----- RECORDS PROVIDED

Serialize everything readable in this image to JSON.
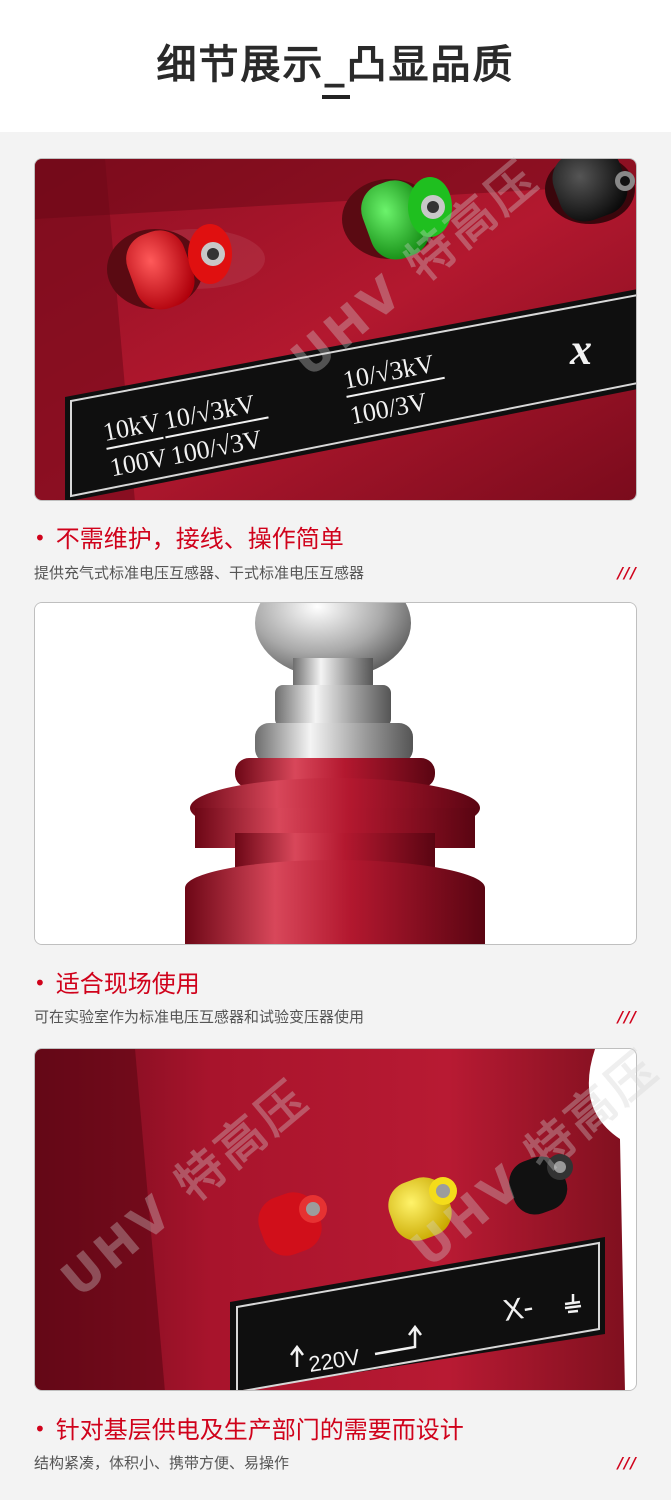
{
  "header": {
    "title": "细节展示_凸显品质"
  },
  "watermark": {
    "text": "UHV 特高压"
  },
  "sections": [
    {
      "title": "不需维护，接线、操作简单",
      "subtitle": "提供充气式标准电压互感器、干式标准电压互感器",
      "mark": "///",
      "plate": {
        "line1_top": "10kV",
        "line1_bottom": "100V",
        "line2_top": "10/√3kV",
        "line2_bottom": "100/√3V",
        "line3_top": "10/√3kV",
        "line3_bottom": "100/3V",
        "right_label": "x"
      }
    },
    {
      "title": "适合现场使用",
      "subtitle": "可在实验室作为标准电压互感器和试验变压器使用",
      "mark": "///"
    },
    {
      "title": "针对基层供电及生产部门的需要而设计",
      "subtitle": "结构紧凑，体积小、携带方便、易操作",
      "mark": "///",
      "plate": {
        "voltage": "220V",
        "ground_label": "X-"
      }
    }
  ],
  "colors": {
    "accent": "#d0021b",
    "body_red": "#a0122a"
  }
}
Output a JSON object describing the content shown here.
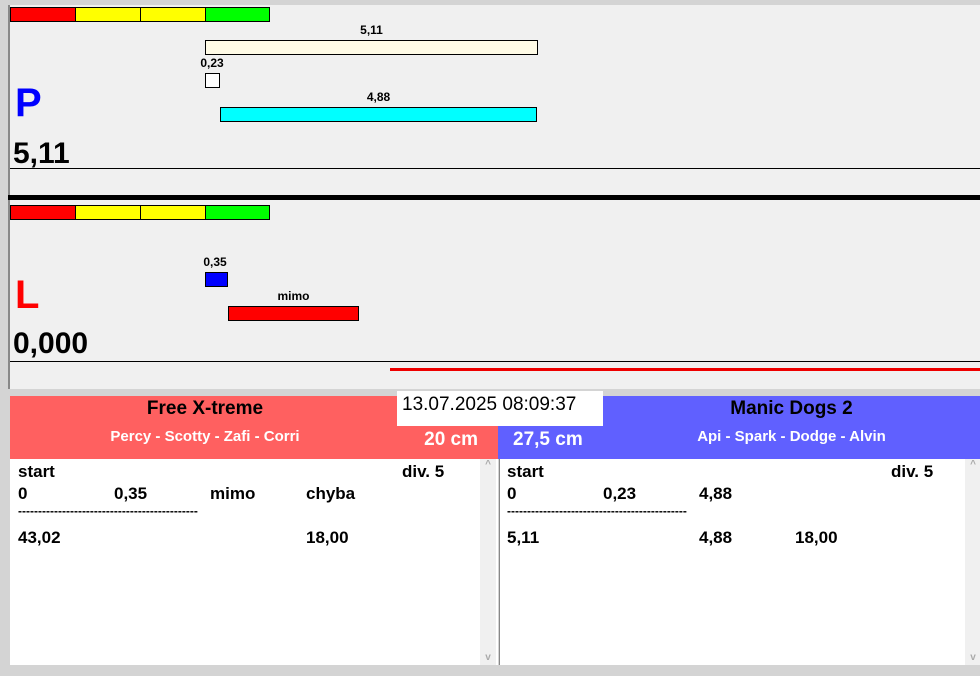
{
  "colors": {
    "left_team": "#ff6060",
    "right_team": "#6060ff",
    "p_letter": "#0000ff",
    "l_letter": "#ff0000"
  },
  "p_panel": {
    "letter": "P",
    "value": "5,11",
    "bars": [
      {
        "label": "5,11"
      },
      {
        "label": "0,23"
      },
      {
        "label": "4,88"
      }
    ]
  },
  "l_panel": {
    "letter": "L",
    "value": "0,000",
    "bars": [
      {
        "label": "0,35"
      },
      {
        "label": "mimo"
      }
    ]
  },
  "datetime": "13.07.2025 08:09:37",
  "left": {
    "team": "Free X-treme",
    "dogs": "Percy - Scotty - Zafi - Corri",
    "height": "20 cm",
    "rows": {
      "start": "start",
      "div": "div.  5",
      "c1": "0",
      "c2": "0,35",
      "c3": "mimo",
      "c4": "chyba",
      "sep": "---------------------------------------------",
      "t1": "43,02",
      "t4": "18,00"
    }
  },
  "right": {
    "team": "Manic Dogs 2",
    "dogs": "Api - Spark - Dodge - Alvin",
    "height": "27,5 cm",
    "rows": {
      "start": "start",
      "div": "div.  5",
      "c1": "0",
      "c2": "0,23",
      "c3": "4,88",
      "sep": "---------------------------------------------",
      "t1": "5,11",
      "t3": "4,88",
      "t4": "18,00"
    }
  },
  "scroll": {
    "up": "^",
    "down": "v"
  }
}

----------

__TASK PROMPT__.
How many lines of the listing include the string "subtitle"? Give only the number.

__RESPONSE AREA__.
3